Seedling emergence usually occurs asynchronously, spread over several weeks or months. In some species, two or more discrete cohorts emerge in different seasons of the year (e.g. in autumn and spring). Such phonological patterns may result from seed heteromorphism in relation to dormancy. The term heteromorphism was originally used with reference to morphological differences in seeds. However, it is now applied to physiological variation in dormancy characteristics, even without accompanying morphological dissimilarities (cryptic heteromorphism). The general tendency in heteromorphic plants is that dormant seeds are likely to be produced earlier and /or dispersed later than nondormant seeds. These patterns are closely related to the position of seeds within or between fruits in the same plant. Somatic heterochrony may well explain the evolution of seed heteromorphism. Three hypotheses are addressed in relation to the adaptive significance of seed heteromorphism: 1) risk spreading in a temporally variable environment, 2) avoidance of density-dependent mortality, and 3) escape from sibling competition. Although these are not mutually exclusive, risk spreading seems to be the most important, since the ratios of dormant: nondromant seeds vary with latitude or altitude depending on environmental harshness. Finally, I propose the idea that seed heteromorphism may have evolved even in perennial or iteroparious plants. I also point out that, in some cases, spreading germination over time could be realized even in species which do not show seed heteromorphism.
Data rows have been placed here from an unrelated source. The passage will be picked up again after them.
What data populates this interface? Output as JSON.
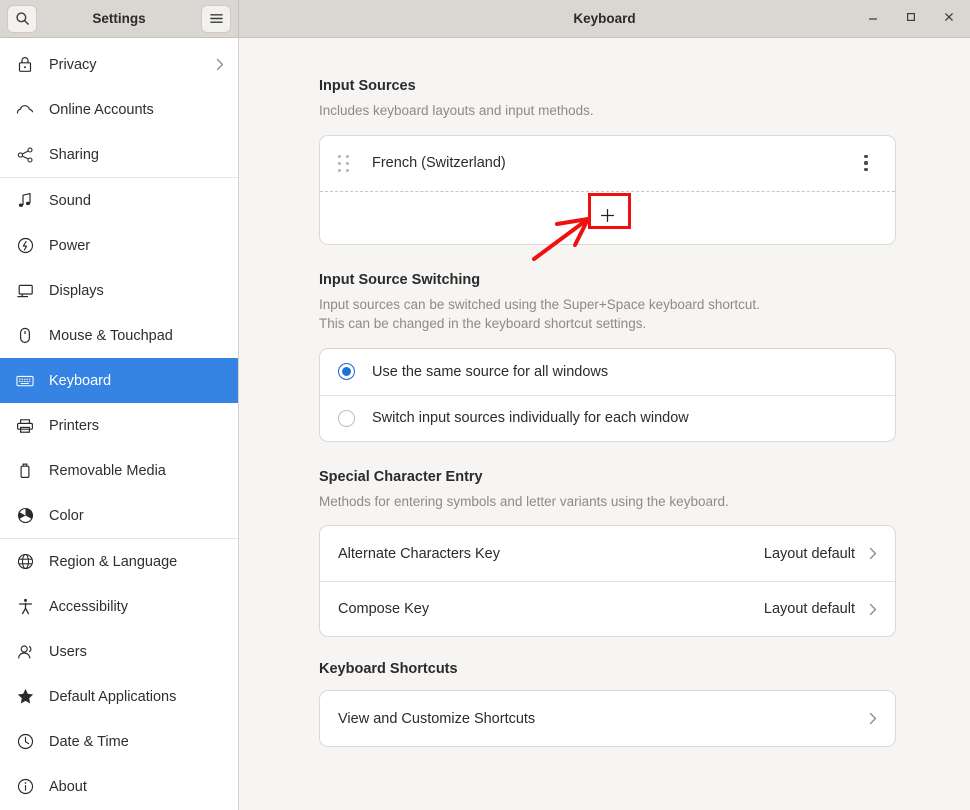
{
  "window": {
    "sidebar_title": "Settings",
    "main_title": "Keyboard",
    "search_icon": "search-icon",
    "menu_icon": "hamburger-menu-icon",
    "minimize_label": "–",
    "maximize_label": "□",
    "close_label": "✕"
  },
  "sidebar": {
    "groups": [
      {
        "items": [
          {
            "label": "Privacy",
            "icon": "lock-icon",
            "chevron": true,
            "selected": false
          },
          {
            "label": "Online Accounts",
            "icon": "cloud-icon",
            "chevron": false,
            "selected": false
          },
          {
            "label": "Sharing",
            "icon": "share-nodes-icon",
            "chevron": false,
            "selected": false
          }
        ]
      },
      {
        "items": [
          {
            "label": "Sound",
            "icon": "music-note-icon",
            "chevron": false,
            "selected": false
          },
          {
            "label": "Power",
            "icon": "power-bolt-icon",
            "chevron": false,
            "selected": false
          },
          {
            "label": "Displays",
            "icon": "monitor-icon",
            "chevron": false,
            "selected": false
          },
          {
            "label": "Mouse & Touchpad",
            "icon": "mouse-icon",
            "chevron": false,
            "selected": false
          },
          {
            "label": "Keyboard",
            "icon": "keyboard-icon",
            "chevron": false,
            "selected": true
          },
          {
            "label": "Printers",
            "icon": "printer-icon",
            "chevron": false,
            "selected": false
          },
          {
            "label": "Removable Media",
            "icon": "usb-drive-icon",
            "chevron": false,
            "selected": false
          },
          {
            "label": "Color",
            "icon": "color-wheel-icon",
            "chevron": false,
            "selected": false
          }
        ]
      },
      {
        "items": [
          {
            "label": "Region & Language",
            "icon": "globe-icon",
            "chevron": false,
            "selected": false
          },
          {
            "label": "Accessibility",
            "icon": "accessibility-person-icon",
            "chevron": false,
            "selected": false
          },
          {
            "label": "Users",
            "icon": "users-icon",
            "chevron": false,
            "selected": false
          },
          {
            "label": "Default Applications",
            "icon": "star-icon",
            "chevron": false,
            "selected": false
          },
          {
            "label": "Date & Time",
            "icon": "clock-icon",
            "chevron": false,
            "selected": false
          },
          {
            "label": "About",
            "icon": "info-circle-icon",
            "chevron": false,
            "selected": false
          }
        ]
      }
    ]
  },
  "main": {
    "input_sources": {
      "title": "Input Sources",
      "description": "Includes keyboard layouts and input methods.",
      "sources": [
        {
          "label": "French (Switzerland)",
          "menu_icon": "kebab-menu-icon",
          "drag_icon": "drag-handle-icon"
        }
      ],
      "add_button_label": "+",
      "add_button_icon": "plus-icon"
    },
    "input_source_switching": {
      "title": "Input Source Switching",
      "description_line1": "Input sources can be switched using the Super+Space keyboard shortcut.",
      "description_line2": "This can be changed in the keyboard shortcut settings.",
      "options": [
        {
          "label": "Use the same source for all windows",
          "selected": true
        },
        {
          "label": "Switch input sources individually for each window",
          "selected": false
        }
      ]
    },
    "special_character_entry": {
      "title": "Special Character Entry",
      "description": "Methods for entering symbols and letter variants using the keyboard.",
      "rows": [
        {
          "label": "Alternate Characters Key",
          "value": "Layout default"
        },
        {
          "label": "Compose Key",
          "value": "Layout default"
        }
      ]
    },
    "keyboard_shortcuts": {
      "title": "Keyboard Shortcuts",
      "rows": [
        {
          "label": "View and Customize Shortcuts",
          "value": ""
        }
      ]
    }
  },
  "annotation": {
    "highlight_color": "#ee1111",
    "arrow_color": "#ee1111",
    "target": "add-input-source-button"
  }
}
Patterns common to the early stages of old field succession in temperate regions, as well as the life history features of the dominant species, have been thoroughly studied, especially in the USA and Japan. Seed-bank summer annuals, e.g. Ambrosia artemisiifolia and Chenopodium album, dominated as pioneers in first-year old fields by virtue of germinating from their buried seed population in the spring following winter dormancy. Wind-dispersed winter annuals or biennials, e.g. Conyza sumatrensis and Erigeron canadensis, which easily invade and grow under the canopy of the summcr annual communities due to their shade-tolerant rosettes, dominated in the second-year old fields. These were gradually succeeded by perennial grassland species in the third year or later. On the other hand, wind-dispersed summer annuals, e.g. Erechtites hieracifolia and Crassocephalum crepidioides, dominated during the first year in disturbed mountainous sites of temperate regions, such as clear-felled forest or sites burned by forest fires. In shifting cultivation sites of tropical regions, the same types of wind-dispersed annuals, e.g.C. crepidioides, Ageratum conyzoides and Erechtites spp., dominated as pioneer weeds and were rapidly succeeded by pioneer shrub or tree species within a few years. Pioneer annuals that use a seed bank strategy, common to succession in temperate old fields, were not found at these sites, and thus the invasive strategies of the pioneer annuals of secondary succession in these regions apparently differ from these in old fields. Previously, causal analyses of the early herbaceous stages of secondary succession have been conducted primarlly in old fields of temperate regions, rather than in disturbed sites of temperate and tropical forest. Thus, the succcssional patterns and life history features of pioneer herbs in these areas require further study.